I have designed this teaching style over the past ten years, and continue to evolve it, both for the benefit of my students, but also to deal with my deficiencies as an educator. I recognized early in my teaching career that l was not a naturally gifted lecturer. I stutter, I run down tangents and only periodically get back to the main line of thought, my mind races faster and faster, and my poor mouth can never hope to keep up. However, now I know research tells us that lectures fail to communicate information to anybody effectively, when the goal is retention of that knowledge. (Cite studies, etc.—but save the bulk of the research for later) I swing between two organizational poles—hyper-anal-organized (which I can’t sustain for long periods of time) and what could kindly be called a laissez-faire approach to putting things where they belong.
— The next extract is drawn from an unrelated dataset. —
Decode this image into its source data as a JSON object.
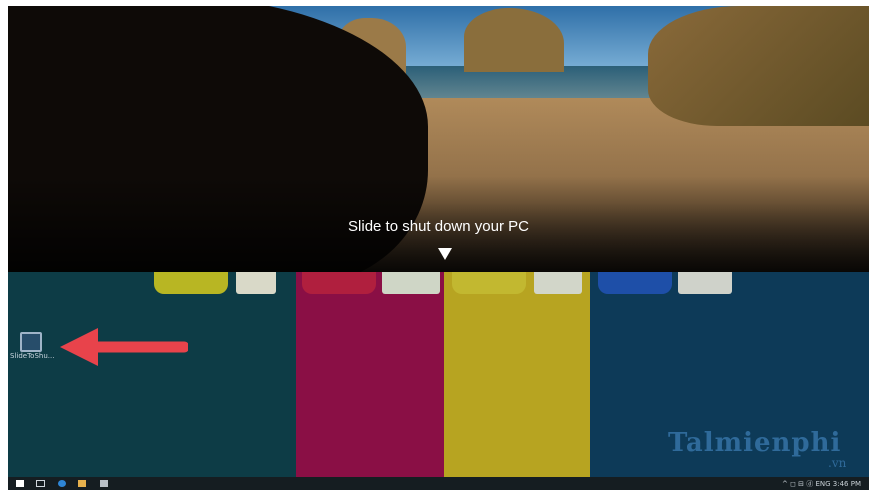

I don’t think linearly; I think in circles (which is not necessarily a deficiency, but it is certainly uncommon in the world of education). And I’m not willing to work sixteen to eighteen hour days in service to the gods of education, not with a wife and toddler and a Great Dane.
When most people hear the world “concerted,” they think of a concerted effort, or an effort made with massively intense focus and strenuous force. That’s the kind of effort most good and great teachers make every day in class; I am writing this book to alleviate some of that pressure. The alternate meaning for “concerted” is jointly arranged and well-coordinated (cite). This is the message I’m driving towards: if our classrooms are jointly arranged (jointly, between members of the faculty, between teachers and students, and even adding community members to the process), well-coordinated (with lots of planning design done on the front end), and chaotic (with lots of activities going on during a given day—activities which have a definite order and purpose, even if said purpose is not readily apparent to every passerby, and even if the purpose is student-designed), then the education our students will leave us with will expand beyond facts and theorems. They will learn to find and pursue the things they love; they will learn to finish what they start; they will learn to pace themselves; they will learn to design projects; they will learn to speak in front of people and to write with passion—all of which will serve them well going forward in their lives. And you, the teacher/advisor/leader-of-classroom, will be able to truly meet each student where they are, during class, without the burden of five hours of grading schoolwork every night. I reject the idea that only teachers with ulcers are working hard enough. I reject it with all the force of my heart; I reject it along with all the bitterness I had built up, and all the anxiety I spent my days running from before I made this drastic educational shift in my own classroom.